**What you have to do**
The listing is to be printed in full, exactly as given.

== Segment start ==

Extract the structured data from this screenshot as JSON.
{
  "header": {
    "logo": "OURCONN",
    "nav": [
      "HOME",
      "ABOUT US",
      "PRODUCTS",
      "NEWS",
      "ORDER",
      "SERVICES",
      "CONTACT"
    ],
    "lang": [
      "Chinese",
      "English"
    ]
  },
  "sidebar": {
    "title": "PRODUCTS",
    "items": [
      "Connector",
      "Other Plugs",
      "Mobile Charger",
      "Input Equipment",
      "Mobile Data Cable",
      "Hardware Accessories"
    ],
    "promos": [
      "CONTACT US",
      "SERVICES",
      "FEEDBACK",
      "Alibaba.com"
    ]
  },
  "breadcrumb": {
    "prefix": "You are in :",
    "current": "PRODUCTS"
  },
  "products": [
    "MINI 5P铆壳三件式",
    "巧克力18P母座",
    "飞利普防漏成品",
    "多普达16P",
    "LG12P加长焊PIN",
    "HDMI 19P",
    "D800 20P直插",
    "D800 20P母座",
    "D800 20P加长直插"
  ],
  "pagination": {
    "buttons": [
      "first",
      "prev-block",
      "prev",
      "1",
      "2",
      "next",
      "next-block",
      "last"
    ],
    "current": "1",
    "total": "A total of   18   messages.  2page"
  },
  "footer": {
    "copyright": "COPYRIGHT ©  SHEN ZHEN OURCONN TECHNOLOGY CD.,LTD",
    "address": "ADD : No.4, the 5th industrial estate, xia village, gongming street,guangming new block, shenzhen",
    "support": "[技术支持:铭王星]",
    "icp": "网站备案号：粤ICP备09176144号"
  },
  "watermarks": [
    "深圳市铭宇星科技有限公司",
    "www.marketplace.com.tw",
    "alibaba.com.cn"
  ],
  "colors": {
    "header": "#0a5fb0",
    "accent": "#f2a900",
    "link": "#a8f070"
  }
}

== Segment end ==

**Result**
Extract the structured data from this screenshot as JSON.
{
  "header": {
    "logo": "OURCONN",
    "nav": [
      "HOME",
      "ABOUT US",
      "PRODUCTS",
      "NEWS",
      "ORDER",
      "SERVICES",
      "CONTACT"
    ],
    "lang": [
      "Chinese",
      "English"
    ]
  },
  "sidebar": {
    "title": "PRODUCTS",
    "items": [
      "Connector",
      "Other Plugs",
      "Mobile Charger",
      "Input Equipment",
      "Mobile Data Cable",
      "Hardware Accessories"
    ],
    "promos": [
      "CONTACT US",
      "SERVICES",
      "FEEDBACK",
      "Alibaba.com"
    ]
  },
  "breadcrumb": {
    "prefix": "You are in :",
    "current": "PRODUCTS"
  },
  "products": [
    "MINI 5P铆壳三件式",
    "巧克力18P母座",
    "飞利普防漏成品",
    "多普达16P",
    "LG12P加长焊PIN",
    "HDMI 19P",
    "D800 20P直插",
    "D800 20P母座",
    "D800 20P加长直插"
  ],
  "pagination": {
    "buttons": [
      "first",
      "prev-block",
      "prev",
      "1",
      "2",
      "next",
      "next-block",
      "last"
    ],
    "current": "1",
    "total": "A total of   18   messages.  2page"
  },
  "footer": {
    "copyright": "COPYRIGHT ©  SHEN ZHEN OURCONN TECHNOLOGY CD.,LTD",
    "address": "ADD : No.4, the 5th industrial estate, xia village, gongming street,guangming new block, shenzhen",
    "support": "[技术支持:铭王星]",
    "icp": "网站备案号：粤ICP备09176144号"
  },
  "watermarks": [
    "深圳市铭宇星科技有限公司",
    "www.marketplace.com.tw",
    "alibaba.com.cn"
  ],
  "colors": {
    "header": "#0a5fb0",
    "accent": "#f2a900",
    "link": "#a8f070"
  }
}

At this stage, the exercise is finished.